Charles Mason and Jeremiah Dixon, two surveyors, were commissioned to survey a new boundary between Pennsylvania and Maryland in the 1760s after boundary disputes arose over inaccurate records. The border, also known as the “Mason-Dixon Line”, was later used as the demarcation between the northern and southern states.

Maryland was one of the thirteen colonies that rebelled against the British in the American Revolution and became the 7th state to ratify the American Constitution in 1789. The following year, Maryland ceded a district chosen by President George Washington to the American government to establish the American capital.

Maryland has the highest per capita income in the United States, ahead of New Jersey and Connecticut.

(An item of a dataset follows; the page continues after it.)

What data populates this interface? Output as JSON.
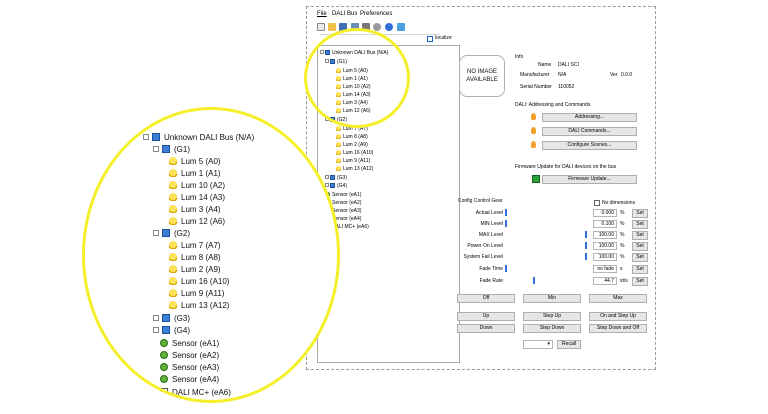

Economic activities are very much concentrated in the service sector and transport. The port of Baltimore is of central importance with its very good road and rail connections. Of the diverse products handled there, iron ore, crude oil, sugar and fertilizers are the most important.

For a state of its size, Maryland has a surprisingly wide range of climates. The climate near the ocean is subtropical, with hot, humid summers and short, mild to cold winters. Further west is the Piedmont Plateau, where it is not uncommon for snow to fall in excess of half a meter in winter, with temperatures down to minus 10 degrees Celsius.

Geographical location

Maryland is located in the middle of the American East Coast. The state borders Delaware to the northeast, Pennsylvania to the north, Virginia and Washington DC to the southwest, and Maryland to the west with West Virginia. The major seaports of Baltimore and Annapolis lie on the Chesapeake Bay, which juts deep inland.

Maryland owes one of its nicknames to the great diversity of the landscape: “America in Miniature”: sand dunes covered with seaweed in the east, marshland, bald cypresses on the Chesapeake Bay and the western parts of the country belonging to the Appalachian Mountains.

Capital city: Annapolis
Largest metropolis: Baltimore
Nickname: Old Line State; Free State; unofficially: America in Miniature
Motto: Fatti maschii, parole femine (Manly deeds, womanly words)


Glen Echo Park

Glen Echo is Washington’s largest amusement park, whose history began in 1891. It was built on the occasion of the Chautauqua National Convention, which focused on science, art, language and literature. At the beginning of the 20th century, Glen Echo Park thus became the first amusement park in the vicinity of Washington and was so until 1968.

In 1971, the park became federally owned and managed by the National Park Service (NPS). Today, this organization works with a number of artists and arts organizations to create a rich entertainment program in the original spirit of Chautauqua culture. The entertainment programs are managed by a non-profit organization, while the NPS is more interested in the correct interpretation of history and the preservation of the cultural value of the site.

A community of artists and creative people is developing quite dynamically here, the park also supports educational activities, which is why it is a great place for all age groups. Led by Montgomery County and the National Park Service, it has undergone extensive renovation and reconstruction in recent years, funded by federal, state and county funds, as well as individual donations.